Of course it does! It addresses it by keeping signature proposals as separate documents. This is exactly what you have been asking for! Now it is up to those working on each signature proposal to decided how generic they want to keep it.
 
> I think there was consensus with those that had seen the advantage of a
> different signature spec that including the OAuth 1.0A signature mechanism
> in core and having a clear extension mechanism was a satisfactory direction.
> This enables alternative algorithms to be specified

There was no consensus! Mike Jones and Marius Scurtescu outright objected, Anthony Nadalin was not supportive, you and Lukas Rosenstock raised concerns, John Panzer suggested he might be ok with it, and Mark McGloin said it is worth trying. That's it.

On the other hand, the proposal to break the specification has an overwhelming support: 13 people support it unconditionally, 2 raised concerns but are happy to give it a try, and 1 didn't see the point (but did not object). You are the only one with an actual objection (so far), and one which is pretty easy to test, and much faster than anything else suggested.

Breaking the specification will take a few days and will let us judge these assertions in practice. I suggest we move forward with this proposal and revisit your objection later when we have actual documents to discuss. If the result will prove to be unreadable, we can always go revisit, and the IETF process will give you plenty of opportunities to voice your concerns.

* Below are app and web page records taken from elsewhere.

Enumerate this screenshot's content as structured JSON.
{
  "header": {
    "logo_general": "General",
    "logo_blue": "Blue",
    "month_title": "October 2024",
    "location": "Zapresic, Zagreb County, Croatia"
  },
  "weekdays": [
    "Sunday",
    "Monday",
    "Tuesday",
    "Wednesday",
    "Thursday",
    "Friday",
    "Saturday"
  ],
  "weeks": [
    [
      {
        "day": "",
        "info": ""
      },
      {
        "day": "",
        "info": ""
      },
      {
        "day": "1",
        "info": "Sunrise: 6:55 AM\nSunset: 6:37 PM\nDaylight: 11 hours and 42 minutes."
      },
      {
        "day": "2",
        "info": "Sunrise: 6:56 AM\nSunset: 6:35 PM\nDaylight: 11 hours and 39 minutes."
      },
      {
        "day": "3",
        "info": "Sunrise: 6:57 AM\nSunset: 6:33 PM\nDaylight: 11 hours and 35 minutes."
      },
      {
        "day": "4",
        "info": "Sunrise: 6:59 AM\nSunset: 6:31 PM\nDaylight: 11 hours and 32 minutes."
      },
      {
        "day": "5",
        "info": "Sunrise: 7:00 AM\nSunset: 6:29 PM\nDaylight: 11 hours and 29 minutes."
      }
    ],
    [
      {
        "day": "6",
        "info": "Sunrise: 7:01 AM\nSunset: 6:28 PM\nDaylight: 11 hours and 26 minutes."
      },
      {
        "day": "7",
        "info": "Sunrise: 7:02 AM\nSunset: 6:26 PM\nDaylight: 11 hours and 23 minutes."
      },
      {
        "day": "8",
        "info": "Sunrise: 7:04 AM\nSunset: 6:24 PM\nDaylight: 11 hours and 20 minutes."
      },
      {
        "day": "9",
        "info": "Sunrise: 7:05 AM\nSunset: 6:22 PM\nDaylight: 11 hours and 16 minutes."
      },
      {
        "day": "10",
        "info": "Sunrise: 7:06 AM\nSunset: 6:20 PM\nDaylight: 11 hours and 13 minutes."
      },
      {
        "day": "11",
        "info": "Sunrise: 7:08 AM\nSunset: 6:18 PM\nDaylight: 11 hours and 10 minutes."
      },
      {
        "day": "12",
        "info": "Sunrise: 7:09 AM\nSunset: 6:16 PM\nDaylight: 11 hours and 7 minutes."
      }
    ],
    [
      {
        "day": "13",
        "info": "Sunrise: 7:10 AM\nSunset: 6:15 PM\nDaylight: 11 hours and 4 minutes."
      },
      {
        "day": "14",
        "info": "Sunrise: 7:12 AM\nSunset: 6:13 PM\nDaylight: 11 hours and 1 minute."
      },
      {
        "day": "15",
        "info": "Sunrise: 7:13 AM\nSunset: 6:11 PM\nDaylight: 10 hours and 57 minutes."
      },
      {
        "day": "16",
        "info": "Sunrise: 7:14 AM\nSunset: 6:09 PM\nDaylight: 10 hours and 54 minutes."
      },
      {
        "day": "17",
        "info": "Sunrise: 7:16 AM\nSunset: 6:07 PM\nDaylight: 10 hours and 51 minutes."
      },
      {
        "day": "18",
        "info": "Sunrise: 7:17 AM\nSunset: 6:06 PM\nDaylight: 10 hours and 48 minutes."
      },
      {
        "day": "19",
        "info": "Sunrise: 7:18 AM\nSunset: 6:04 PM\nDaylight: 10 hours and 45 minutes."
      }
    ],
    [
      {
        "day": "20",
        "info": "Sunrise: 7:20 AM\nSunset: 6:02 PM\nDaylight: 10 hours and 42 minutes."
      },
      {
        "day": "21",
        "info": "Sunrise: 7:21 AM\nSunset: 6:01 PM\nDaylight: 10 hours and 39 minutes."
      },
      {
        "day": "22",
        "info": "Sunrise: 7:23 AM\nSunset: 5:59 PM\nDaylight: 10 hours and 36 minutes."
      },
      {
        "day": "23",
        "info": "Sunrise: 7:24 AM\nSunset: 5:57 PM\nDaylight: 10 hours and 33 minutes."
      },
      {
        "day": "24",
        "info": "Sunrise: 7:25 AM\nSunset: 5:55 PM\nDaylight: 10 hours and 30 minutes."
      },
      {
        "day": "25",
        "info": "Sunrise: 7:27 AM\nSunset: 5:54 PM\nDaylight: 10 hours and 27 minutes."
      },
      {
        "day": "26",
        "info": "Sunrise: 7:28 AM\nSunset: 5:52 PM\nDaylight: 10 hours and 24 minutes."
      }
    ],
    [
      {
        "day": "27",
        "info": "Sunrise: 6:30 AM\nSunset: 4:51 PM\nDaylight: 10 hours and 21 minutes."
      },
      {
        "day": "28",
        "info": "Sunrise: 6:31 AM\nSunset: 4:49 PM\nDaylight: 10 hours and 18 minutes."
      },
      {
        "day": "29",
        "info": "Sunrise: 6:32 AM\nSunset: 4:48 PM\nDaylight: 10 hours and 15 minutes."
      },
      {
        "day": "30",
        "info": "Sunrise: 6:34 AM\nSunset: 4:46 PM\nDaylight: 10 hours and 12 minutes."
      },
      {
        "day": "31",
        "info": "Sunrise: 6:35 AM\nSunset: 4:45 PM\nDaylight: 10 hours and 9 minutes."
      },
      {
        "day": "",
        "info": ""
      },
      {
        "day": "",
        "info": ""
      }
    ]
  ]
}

EHL

[1] http://hueniverse.com/2010/09/oauth-bearer-tokens-are-a-terrible-idea/